Seeding start-ups for specific projects is one way of getting around this problem. However, seeding and contracting for a specific project is not the same as providing substantive venture capital. When a start-up needs to raise millions of dollars to cross the ‘valley of death’ between proof of concept and global scale, where does the money come from?

In the United States, there were US$9.9 billion worth of start-up funding rounds in 2015, in which Chinese venture capital (VC) firms played an increasing part. Notably, the 2015 funding rounds were four times larger than in 2014.

In June 2016, Haiyin Capital invested in Neurala, a company with AI software that focuses on unmanned aerial vehicles and self-driving cars. Neurala also has contracts with NASA and the US Air Force. The New York Times traced Haiyin Capital to a Chinese state-run company called Everbright Group. Haiyin Capital has also invested in XCOR Aerospace, a US company working on spacecraft and engines. AGIC Capital, cofounded in 2015 by Henry Cai (sometimes called the ‘godfather of Chinese capital markets’), is driving investment in European companies to bring advanced technologies to China. In June 2016, AGIC paid US$113 million for a majority stake in an Italian robotics manufacturer. None of this investment activity is illegal, but when complemented by illicit cyber intrusions and export control violations, it forms a concerning pattern.

Australia is straddling an advanced technology divide between the US and China. The rise of Chinese VC funding is creating formal channels of technology transfer and adding layers of complexity to the US-China rivalry. By the time the next game-changing technology makes it onto a strategic trade controls list, it will probably already be owned by China. That reality is something Australia now needs to contend with.

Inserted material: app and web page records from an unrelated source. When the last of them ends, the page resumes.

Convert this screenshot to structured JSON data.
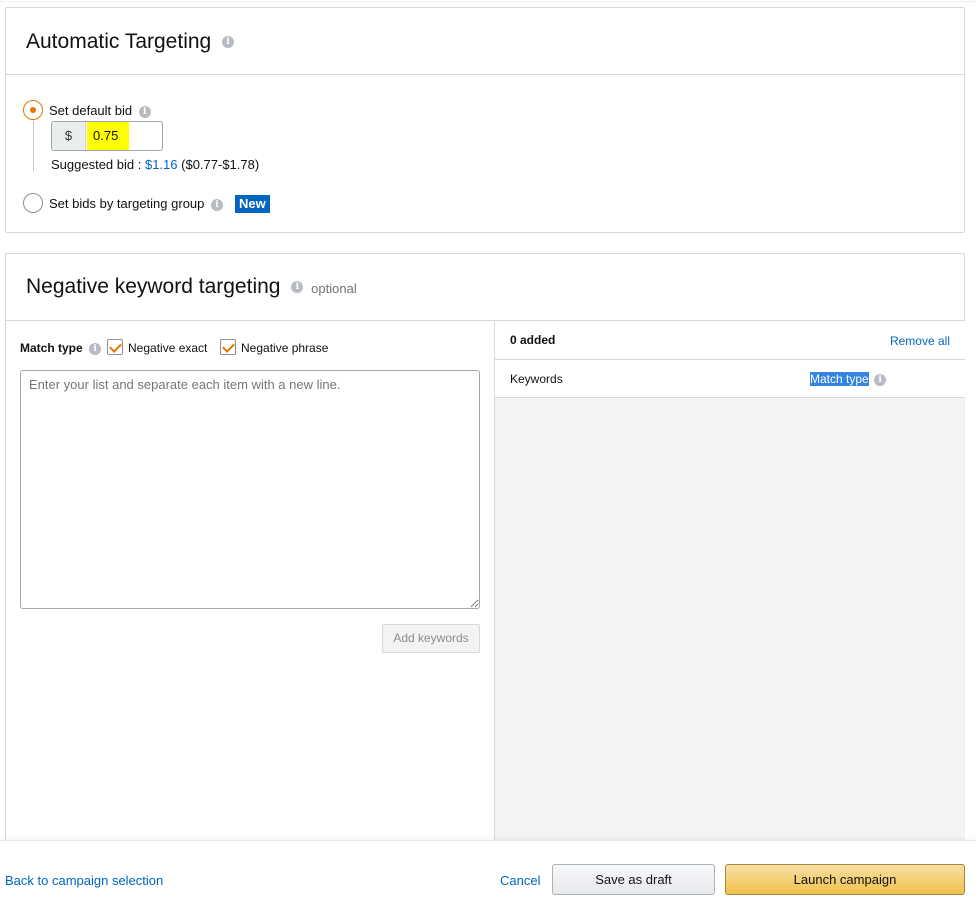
{
  "auto_targeting": {
    "title": "Automatic Targeting",
    "default_bid_label": "Set default bid",
    "currency": "$",
    "bid_value": "0.75",
    "suggested_label": "Suggested bid : ",
    "suggested_value": "$1.16",
    "suggested_range": "($0.77-$1.78)",
    "group_bid_label": "Set bids by targeting group",
    "new_badge": "New"
  },
  "negative_targeting": {
    "title": "Negative keyword targeting",
    "optional": "optional",
    "match_type_label": "Match type",
    "negative_exact_label": "Negative exact",
    "negative_phrase_label": "Negative phrase",
    "textarea_placeholder": "Enter your list and separate each item with a new line.",
    "add_keywords_label": "Add keywords",
    "added_count": "0 added",
    "remove_all": "Remove all",
    "col_keywords": "Keywords",
    "col_match_type": "Match type"
  },
  "footer": {
    "back_link": "Back to campaign selection",
    "cancel": "Cancel",
    "save_draft": "Save as draft",
    "launch": "Launch campaign"
  },
  "colors": {
    "accent": "#e77600",
    "link": "#0066c0",
    "launch_button": "#f0c14b",
    "bid_highlight": "#ffff00"
  }
}
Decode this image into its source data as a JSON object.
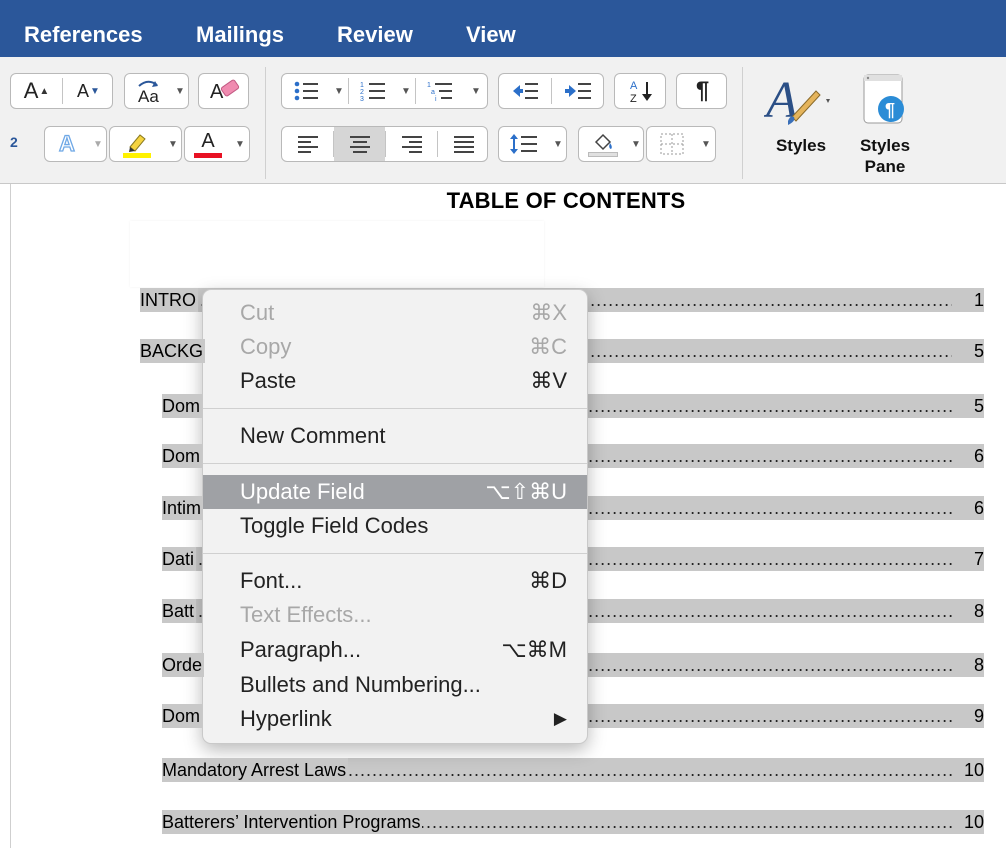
{
  "ribbon": {
    "tabs": [
      "References",
      "Mailings",
      "Review",
      "View"
    ],
    "styles_label": "Styles",
    "styles_pane_label": "Styles\nPane",
    "superscript_fragment": "2"
  },
  "document": {
    "title": "TABLE OF CONTENTS",
    "toc": [
      {
        "label": "INTRO",
        "page": "1"
      },
      {
        "label": "BACKG",
        "page": "5"
      },
      {
        "label": "Dom",
        "page": "5"
      },
      {
        "label": "Dom",
        "page": "6"
      },
      {
        "label": "Intim",
        "page": "6"
      },
      {
        "label": "Dati",
        "page": "7"
      },
      {
        "label": "Batt",
        "page": "8"
      },
      {
        "label": "Orde",
        "page": "8"
      },
      {
        "label": "Dom",
        "page": "9"
      },
      {
        "label": "Mandatory Arrest Laws",
        "page": "10"
      },
      {
        "label": "Batterers’ Intervention Programs",
        "page": "10"
      }
    ]
  },
  "context_menu": {
    "items": [
      {
        "label": "Cut",
        "shortcut": "⌘X",
        "disabled": true
      },
      {
        "label": "Copy",
        "shortcut": "⌘C",
        "disabled": true
      },
      {
        "label": "Paste",
        "shortcut": "⌘V"
      },
      {
        "label": "New Comment",
        "shortcut": ""
      },
      {
        "label": "Update Field",
        "shortcut": "⌥⇧⌘U",
        "highlighted": true
      },
      {
        "label": "Toggle Field Codes",
        "shortcut": ""
      },
      {
        "label": "Font...",
        "shortcut": "⌘D"
      },
      {
        "label": "Text Effects...",
        "shortcut": "",
        "disabled": true
      },
      {
        "label": "Paragraph...",
        "shortcut": "⌥⌘M"
      },
      {
        "label": "Bullets and Numbering...",
        "shortcut": ""
      },
      {
        "label": "Hyperlink",
        "shortcut": "▶"
      }
    ]
  },
  "colors": {
    "ribbon_tab_bg": "#2b579a",
    "highlight_yellow": "#fff200",
    "font_color_red": "#e81123",
    "menu_highlight": "#9fa1a5",
    "styles_pane_icon": "#2b8cd6"
  },
  "icons": {
    "grow_font": "grow-font-icon",
    "shrink_font": "shrink-font-icon",
    "change_case": "change-case-icon",
    "clear_formatting": "clear-formatting-icon",
    "bullets": "bullets-icon",
    "numbering": "numbering-icon",
    "multilevel": "multilevel-list-icon",
    "decrease_indent": "decrease-indent-icon",
    "increase_indent": "increase-indent-icon",
    "sort": "sort-icon",
    "show_formatting": "pilcrow-icon",
    "text_effects": "text-effects-icon",
    "highlight": "highlighter-icon",
    "font_color": "font-color-icon",
    "align_left": "align-left-icon",
    "align_center": "align-center-icon",
    "align_right": "align-right-icon",
    "justify": "justify-icon",
    "line_spacing": "line-spacing-icon",
    "shading": "shading-icon",
    "borders": "borders-icon",
    "styles": "styles-brush-icon",
    "styles_pane": "styles-pane-icon",
    "submenu_arrow": "submenu-arrow-icon"
  }
}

Thom Dixon is a young leader with the CSIS Pacific Forum and a project officer within the Office of the Deputy Vice-Chancellor (Research) at Macquarie University.

This article is published under a Creative Commons Licence and may be republished with attribution.